My darling esposo enjoys mamey as custard/ flan, and in baked goods; so here is a SUPER SIMPLE Dairy Free Flan/Custard recipe.
Mamey Custard / Flan
½ Cup Sugar (for the caramel liquid) **
1 Cup Mamey flesh
1 ½ Cup soy milk
½ Tablespoon Pure Vanilla Extract (optional)
3 Large Whole Eggs
2 Large Egg whites
1 Tablespoon Honey or Pure Maple Syrup
** To prepare the Flan mold: In a small pot add enough water to the sugar to make a wet sandy consistency. Place on stove top on high heat until caramelized to a light golden color. Carefully drop a few drops of water into the pot to stop the cooking. Immediately pour the caramel into the ramekins to cover the bottom. ** this part is really optional, you don’t need the caramel liquid as the custard/flan is really sweet enough.**
To prepare the custard: Combine the mamey, soy milk, vanilla and bring to a boil. Separately whisk together the eggs (3 whole and 2 whites only) and honey/syrup. Spoon a few tablespoons of the hot mamey mixture mixing into the eggs to temper them. Whisk the remaining mamey into the tempered eggs.
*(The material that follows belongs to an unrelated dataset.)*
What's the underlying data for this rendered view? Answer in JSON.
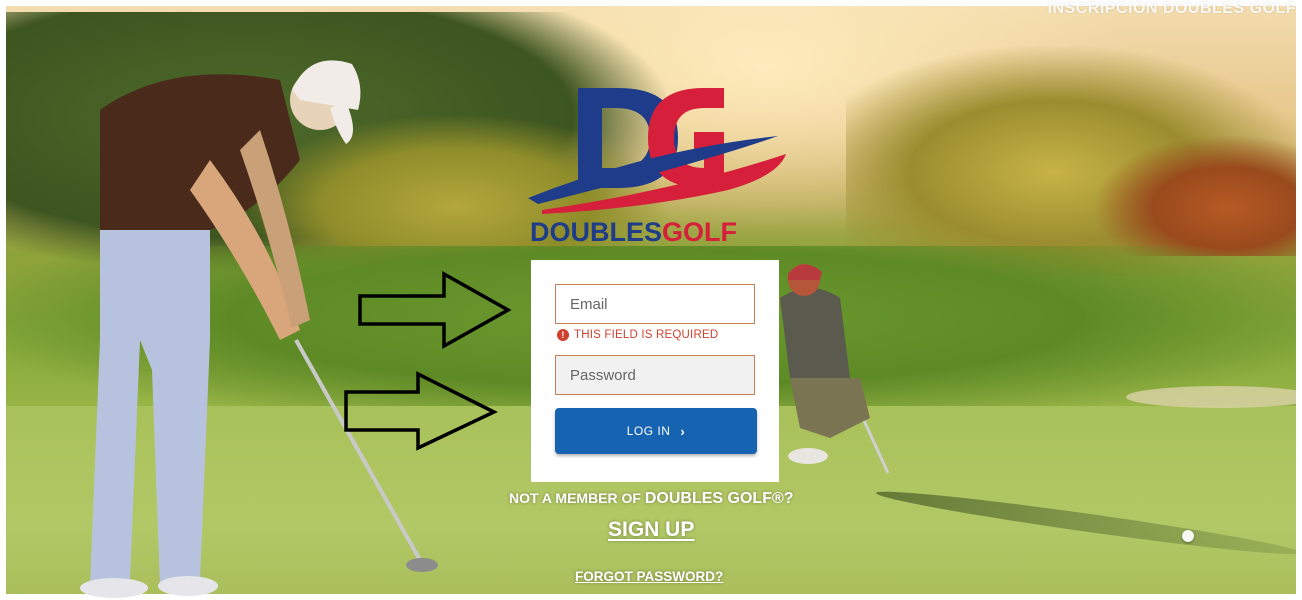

To bake the flan: Pre heat the oven to 350 degrees. Pour the mamey custard into the ramekins. Place the ramekins into an ovenproof casserole dish. Add hot water to the dish until the water level is half way up the ramekins. Place in a very low temp oven, about 150ºc for about 1 hour, or until flan sets. Remove from pan and let cool. Cover and refrigerate for at least 3 hours until well chilled.
To serve: Run the tip of a paring knife blade around the inside edge of the ramekin. Invert the ramekin over the serving dish. The flan will slip out of the mold and caramel liquid will flow on the plate.
After I took this photo I cut the mamey open to show the beautiful orangey color. Unfortunately It was rotten on the inside! So sorry, but no beautiful cut fruit photo, however if I get a good one I’ll come in and add it
The mamey sapote (Pouteria sapota) grows well and is widely appreciated in the Central American, Latin American, Caribbean areas. The shape is a bit like a US style football, with a soft brown coloring, and a fuzziness reminiscient of a kiwi, but just a bit tougher. To check for ripeness the fruit should give gently under a gentle squeeze, or nick the skin with a fingernail and you should see a deep rich orangey color. The large central seed is toxic, so dispose of it properly.